Best Screenplay Award: W. Adam Burdeshaw, Until Death Do Us Part, Regent University

Nominees were: Bar Quixote, Matthew Benedict, Art Institute of Washington; Jiggle the Knob, Steven Burneson, Virginia Tech; Changing Jane, Jarrod Anderson, Regent University, and Harrison Mines, Positive, Roanoke College.

Grand Prize Best Film: Jarrod Anderson for Changing Jane, Regent University

Nominees were: Bar Quixote, Monday, Do You Know, and Until Death Do Us Part.

Congratulations to all of our very talented and passionate college filmmakers.

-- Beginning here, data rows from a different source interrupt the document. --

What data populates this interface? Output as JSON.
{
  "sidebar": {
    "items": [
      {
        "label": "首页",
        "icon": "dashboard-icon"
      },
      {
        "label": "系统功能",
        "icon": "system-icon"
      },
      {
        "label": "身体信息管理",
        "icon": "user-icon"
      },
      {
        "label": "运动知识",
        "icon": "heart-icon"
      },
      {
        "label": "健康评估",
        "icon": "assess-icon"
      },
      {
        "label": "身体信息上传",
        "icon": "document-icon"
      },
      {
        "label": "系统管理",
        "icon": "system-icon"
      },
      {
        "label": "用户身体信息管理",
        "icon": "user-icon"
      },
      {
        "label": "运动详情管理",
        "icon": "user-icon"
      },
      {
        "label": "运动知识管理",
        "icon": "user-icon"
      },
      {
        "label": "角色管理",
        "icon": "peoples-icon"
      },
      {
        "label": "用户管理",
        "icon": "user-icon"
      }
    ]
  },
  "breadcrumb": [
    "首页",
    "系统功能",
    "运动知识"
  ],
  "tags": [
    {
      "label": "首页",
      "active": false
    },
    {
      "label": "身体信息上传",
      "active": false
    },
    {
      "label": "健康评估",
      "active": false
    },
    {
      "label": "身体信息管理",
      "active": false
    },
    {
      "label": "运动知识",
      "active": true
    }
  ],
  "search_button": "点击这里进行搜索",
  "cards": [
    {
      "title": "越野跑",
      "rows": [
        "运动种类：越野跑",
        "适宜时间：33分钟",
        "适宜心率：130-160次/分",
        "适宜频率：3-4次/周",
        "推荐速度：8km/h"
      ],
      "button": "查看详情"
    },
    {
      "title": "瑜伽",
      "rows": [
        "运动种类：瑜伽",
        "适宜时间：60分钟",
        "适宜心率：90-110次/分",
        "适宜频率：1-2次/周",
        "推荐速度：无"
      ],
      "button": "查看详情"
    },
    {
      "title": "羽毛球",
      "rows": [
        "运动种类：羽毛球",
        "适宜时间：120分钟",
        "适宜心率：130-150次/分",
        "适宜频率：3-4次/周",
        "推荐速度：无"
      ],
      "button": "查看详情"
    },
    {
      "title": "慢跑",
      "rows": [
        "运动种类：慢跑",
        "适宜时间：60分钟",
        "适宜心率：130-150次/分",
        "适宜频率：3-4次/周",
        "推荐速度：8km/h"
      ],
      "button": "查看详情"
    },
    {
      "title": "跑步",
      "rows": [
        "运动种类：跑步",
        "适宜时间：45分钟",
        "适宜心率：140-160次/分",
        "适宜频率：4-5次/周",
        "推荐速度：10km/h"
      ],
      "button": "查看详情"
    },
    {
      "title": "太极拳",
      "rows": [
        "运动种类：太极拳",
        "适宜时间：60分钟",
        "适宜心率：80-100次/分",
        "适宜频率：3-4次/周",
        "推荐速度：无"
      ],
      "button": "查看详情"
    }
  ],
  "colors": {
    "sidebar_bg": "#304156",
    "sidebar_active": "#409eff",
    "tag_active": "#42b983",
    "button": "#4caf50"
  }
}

Hope to see you all again next November!

Halloween Contest Scripts Gobbl-In

Yes, that’s the best headline we can do on four hours of sleep.

Thanks to our wonderful screenwriters, whose submitted scripts to our one-day Halloween Contest provided much early hour entertainment on this first day of November.  Ghosts, zombies, characters who should be dead but aren’t and some nifty time-bending stories poured like bloody ooze into our pages at Withoutabox and Film Freeway overnight.

You should all be ashamed of your twisted storytelling skills (but we love them).  Keep those entries coming.

We’ll announce the contest winner in a few days.  And remember, all runners-up scripts remain in the contest and will continue on to second readings by our judges.

College Film Awards Announces Official Selections

Twenty-three Virginia colleges and universities were invited to submit their finest student films; only seven of them remain after the first round of judging.  Here are the Official Selections for the College Film Awards, to be presented on Saturday, November 4.

Autumn’s Room by Justin Coupe

Bar Quixote by Matthew Benedict

Changing Jane by Jarrod Anderson

Delicacy by Talula Mays

Do You Know by Sophia Okorn

Ghost Machine by Paige Compton

vi. Gratitude by Jeanette Lam

Jiggle the Knob by Steven Burneson

Monday by Chenzy Graziano

Positive by Harrison Mines

Ticking Hearts by Nick Moon

Until Death Do Us Part by Nathaniel Dunn

Congratulations to all of our Official Selection filmmakers.  Second round judging commences today, and will determine nominees in four categories: Best Technical Award, Best Artistic Award, Best Screenplay, and Grand Prize Best Film.  The Grand Prize winning school’s film program will receive a cash award of $500 from the Virginia Film Office.

Check out ticket information on, which opens today.  Seating is extremely limited, so buy your tickets as soon as possible.

This will be a high-energy event with great films, great guests and great entertainment.  See you there!


One-Day Halloween Script Contest

For the first time ever in the history of screenplay contests, you could submit and win in one day!

Poe Film Festival offers our writers the opportunity to compete in our one-day Halloween Script Contest.  Submit your best feature or short script during the 24 hours of October 31, 2017, and you will automatically be entered into this unique competition.  The highest scoring feature or short submitted on Halloween will be awarded a cash prize of $100, and still be eligible to win The Poe Contest awards in spring 2018.

Never before (and possibly Nevermore) will you receive such rapid feedback and enjoy the opportunity to achieve mankind’s fastest screenplay win!

Check out our Contests page and submit your finest suspenseful drama, comedy, horror, adventure, thriller, historical script via Film Freeway or Withoutabox between 12 am on October 31, 2017, and 12 am on November 1, 2017.